“The streaming world is moving on a similar curve to where the gaming space is going.”
“I put everything that I make back into the business, and then I draw a salary,” Ahgren says. “Of course, there are times where I'll spend a stupid amount of money on personal things. But it always originally goes into the business. So, we have a safety net I feel pretty good about.”
Still, Ahgren acknowledges there’s a darker side to this freemium approach to games and streaming. Diablo Immortal, released in June 2022 for mobile and PC, has been widely criticized for incentivizing players to spend as much money as possible — sometimes upwards of tens of thousands of dollars — in order to get the most powerful loot and gear. Though spending is technically optional, progression is bottlenecked in a way that makes dropping cash feel more necessary than in other titles.
Ahgren isn’t a fan.
“Honestly, the biggest change I want to see in video games is the end of stuff like Diablo Immortal,” he says. “Freemium games that are predatory to people’s wallets and abuse [high-spending] whales will eventually break the camel’s back. In the future, I think there'll be more restrictions on what you can and can't do as a game creator. Unless people get mad about something, then the line of what’s acceptable will keep pushing forward.”
Perhaps the most extreme examples are the gambling streams that have exploded in popularity on the platform over the last couple of years. Streamers gamble using cryptocurrency on offshore websites, which can easily be circumvented by U.S. residents using a VPN. Some people are making eyewatering sums of money by promoting these sites, and slot streams are consistently among the most viewed content on the platform. Stake.com, among the largest of these offshore gambling websites, allegedly paid streamer Adin Ross $900,000 per week in crypto to play its digital slots on his stream.

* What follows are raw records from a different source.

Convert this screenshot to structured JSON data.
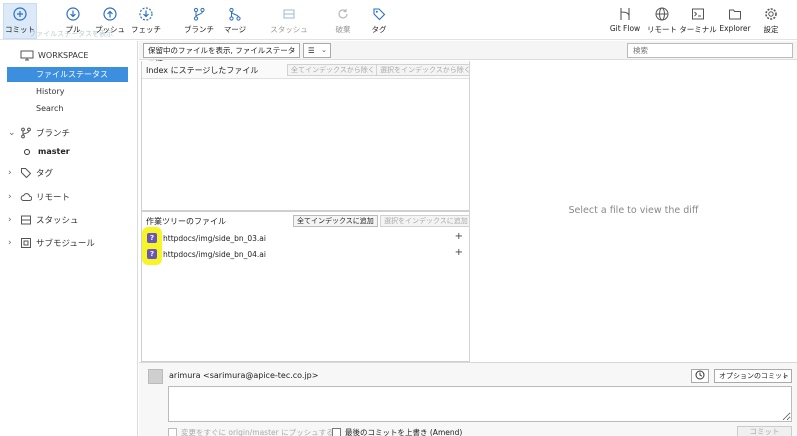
{
  "toolbar": {
    "commit": "コミット",
    "pull": "プル",
    "push": "プッシュ",
    "fetch": "フェッチ",
    "branch": "ブランチ",
    "merge": "マージ",
    "stash": "スタッシュ",
    "discard": "破棄",
    "tag": "タグ",
    "gitflow": "Git Flow",
    "remote": "リモート",
    "terminal": "ターミナル",
    "explorer": "Explorer",
    "settings": "設定",
    "ghost_tooltip": "ファイルステータスを表示"
  },
  "sidebar": {
    "workspace": "WORKSPACE",
    "items": [
      {
        "label": "ファイルステータス",
        "selected": true
      },
      {
        "label": "History"
      },
      {
        "label": "Search"
      }
    ],
    "sections": {
      "branches": "ブランチ",
      "current_branch": "master",
      "tags": "タグ",
      "remotes": "リモート",
      "stashes": "スタッシュ",
      "submodules": "サブモジュール"
    }
  },
  "filter": {
    "status_filter": "保留中のファイルを表示, ファイルステータス順",
    "view_mode_icon": "list-icon",
    "search_placeholder": "検索"
  },
  "staged": {
    "title": "Index にステージしたファイル",
    "unstage_all": "全てインデックスから除く",
    "unstage_selected": "選択をインデックスから除く"
  },
  "working": {
    "title": "作業ツリーのファイル",
    "stage_all": "全てインデックスに追加",
    "stage_selected": "選択をインデックスに追加",
    "files": [
      {
        "path": "httpdocs/img/side_bn_03.ai",
        "status": "?"
      },
      {
        "path": "httpdocs/img/side_bn_04.ai",
        "status": "?"
      }
    ],
    "highlight_color": "#f4f41c"
  },
  "diff": {
    "placeholder": "Select a file to view the diff"
  },
  "commit": {
    "author": "arimura <sarimura@apice-tec.co.jp>",
    "options": "オプションのコミット",
    "push_immediately": "変更をすぐに origin/master にプッシュする",
    "amend": "最後のコミットを上書き (Amend)",
    "submit": "コミット"
  },
  "colors": {
    "selection": "#3c8fde",
    "status_untracked": "#6a55b8",
    "icon_blue": "#2d6fc2"
  }
}
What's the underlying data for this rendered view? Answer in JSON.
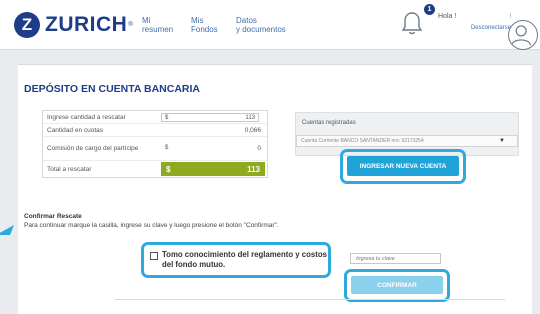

“The biggest change I want to see in video games is the end of stuff like Diablo Immortal.”
Video game companies and streamers consistently innovate and push boundaries to expand their audiences. At the same time, Diablo Immortal and Twitch gambling are sterling examples of how regulation has failed to keep pace.
“The fact that you are able to market [crypto gambling] by just going onto a live streaming platform, where the streamers are playing and winning hundreds of thousands of dollars, and just have that be your ad is crazy,” Ahgren says. “If you reach a certain threshold of wealth, it just seems unnecessary to go that much higher for something that is not very ethical or moral.”
In other words, don’t expect Ahgren to start broadcasting slot marathons anytime soon.
Inverse Luminaries profiles the most innovative and exciting people in and around the games industry for their insights on the future of the medium.